A tense finale to the Rio 2016 gold medal match saw Brazil fend off Germany on penalties to win the competition to become Olympic football champions for the first time.
The first half began as one would expect from an Olympic final. Cagey, uncertain and rather conservative football was the order of the day for the first ten minutes. After a nervous opening from both sides, the first chance came courtesy of German playmaker Julian Brandt, who rattled the bar with a deft curling effort.
Beyond that, however, Brazil began to dominate possession. Gabriel Barbosa, Gabriel Jesus and Luan were keeping the ball well and troubling the Bender twins in the German midfield. For a while, though, it was possession and nothing more. Chance creation was fleeting and insubstantial. That was, until, just before the half-hour mark. The poster boy of the Olympic Games and Brazilian football’s darling, their captain and talisman Neymar, stepped up to take a free kick just to the left of the area about 25 yards from goal. The ball curled and dipped into the back of the net via the underside of the bar, taking the roof off an ecstatic Maracanã.
The German response was a fierce bombardment.

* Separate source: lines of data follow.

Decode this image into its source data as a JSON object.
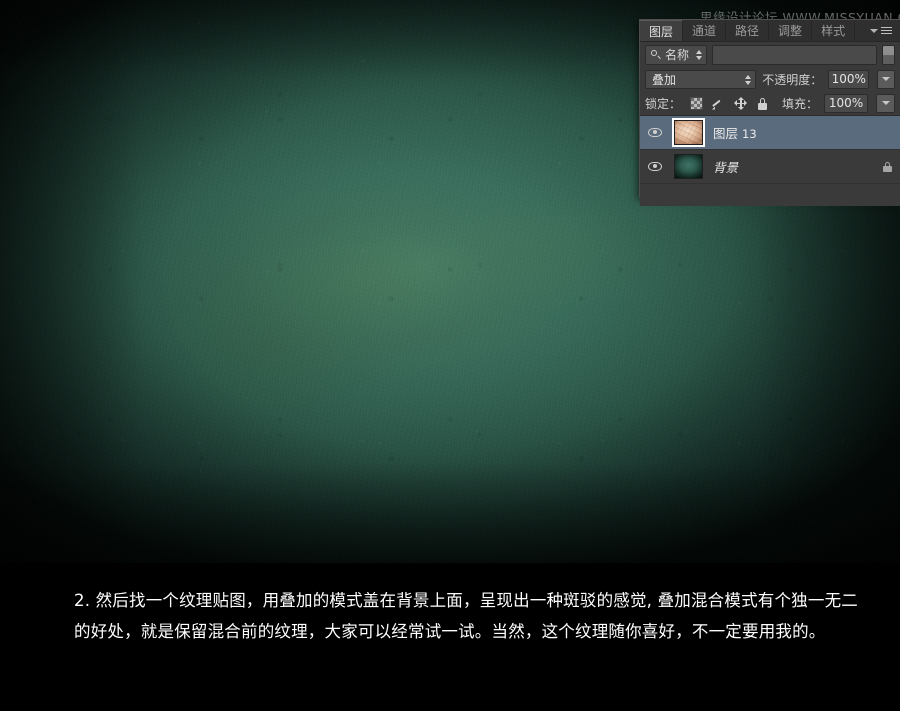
{
  "watermark": {
    "text": "思缘设计论坛 WWW.MISSYUAN.COM"
  },
  "canvas": {
    "name": "textured-teal-background-image",
    "base_color": "#3a6e5d",
    "center_color": "#47806c",
    "edge_color": "#07120f"
  },
  "panel": {
    "title": "图层",
    "tabs": [
      {
        "label": "图层",
        "active": true
      },
      {
        "label": "通道",
        "active": false
      },
      {
        "label": "路径",
        "active": false
      },
      {
        "label": "调整",
        "active": false
      },
      {
        "label": "样式",
        "active": false
      }
    ],
    "menu_icon": "panel-menu-icon",
    "filter": {
      "kind_label": "名称",
      "search_icon": "search-icon",
      "input_value": "",
      "toggle_icon": "filter-toggle-icon"
    },
    "blend": {
      "mode": "叠加",
      "opacity_label": "不透明度：",
      "opacity_value": "100%"
    },
    "lock": {
      "label": "锁定：",
      "icons": [
        "lock-transparent-pixels-icon",
        "lock-image-pixels-icon",
        "lock-position-icon",
        "lock-all-icon"
      ],
      "fill_label": "填充：",
      "fill_value": "100%"
    },
    "layers": [
      {
        "name": "图层",
        "number": "13",
        "visible": true,
        "selected": true,
        "locked": false,
        "thumb": "texture-thumbnail"
      },
      {
        "name": "背景",
        "number": "",
        "visible": true,
        "selected": false,
        "locked": true,
        "thumb": "background-thumbnail"
      }
    ]
  },
  "caption": {
    "text": "2. 然后找一个纹理贴图，用叠加的模式盖在背景上面，呈现出一种斑驳的感觉, 叠加混合模式有个独一无二的好处，就是保留混合前的纹理，大家可以经常试一试。当然，这个纹理随你喜好，不一定要用我的。"
  }
}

Characteristically strong running from the likes of Brandt and Serge Gnabry tested the Brazilian defence as the game sparked into life. Erratic tackling and frenetic exchanges took hold, with the culmination of German pressure coming with successive set-pieces testing Wéverton and the frame of his goal in equal measure.
The young Brazilian side managed to do what their elders couldn’t in 2014 and weather the storm until half time, going into the break with their 1-0 lead intact.

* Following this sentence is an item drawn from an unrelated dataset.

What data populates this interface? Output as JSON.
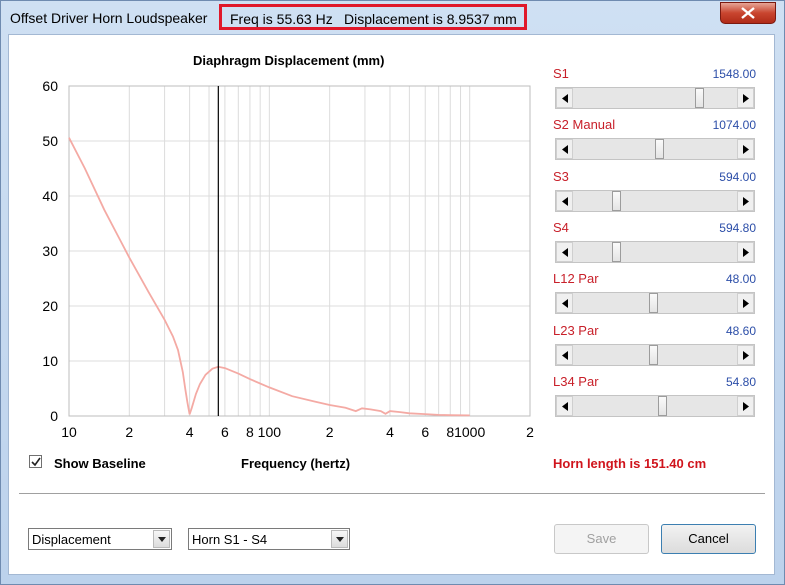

The second half was rather tame to begin with. Germany tried to build from the back while Brazil attempted to keep their shape and composure. But just before the hour mark, the visitors’ moment came – the energetic Jeremy Toljan pulled the ball back for his captain, Max Meyer, to sweep home from inside the box. With the Maracanã promptly silenced, Brazil were desperate to rally.
For the final half an hour, Brazil’s attackers bristled with energy in front of midfielder Renato Augusto, who had begun to run the show. Late in the day there were plenty of chances for the hosts; Felipe Anderson was put through by Neymar, only for Lukas Klostermann to poke the ball away in the nick of time. However, central defenders Niklas Süle and Matthias Ginter, who had struggled in their opening fixtures, chose the perfect time to exhibit by far their best performances of these Olympic Games. Before either side knew it, extra time had beckoned.
Extra time brought more of the same from the hosts – after repelling attack after attack so throughout the 90 minutes, the German defenders appeared to tire. Fortunately for them, goalkeeper Timo Horn answered the call of duty on multiple occasions, most notably parrying away smartly when Felipe Anderson was put through on goal in the 108th minute. Brazil continued to dominate as Germany endeavoured to keep their focus, but still there was no way through for the hosts as the spectre of a penalty shootout loomed ominously over everyone inside the Maracanã.
And after 120 minutes, and eight scored penalties, substitute Nils Petersen stepped up. Wéverton guessed correctly, palmed the penalty aside and gave Brazil the chance to win the gold medal they have always craved. Everything had led to this moment; not just the last two weeks but every day since the infamous 7-1 in 2014, and it all rested on the shoulders of Neymar. The Barcelona star duly dispatched his spot-kick and sent his country into delirium. Dejection for the Germans, a first ever Olympic football title for the hosts.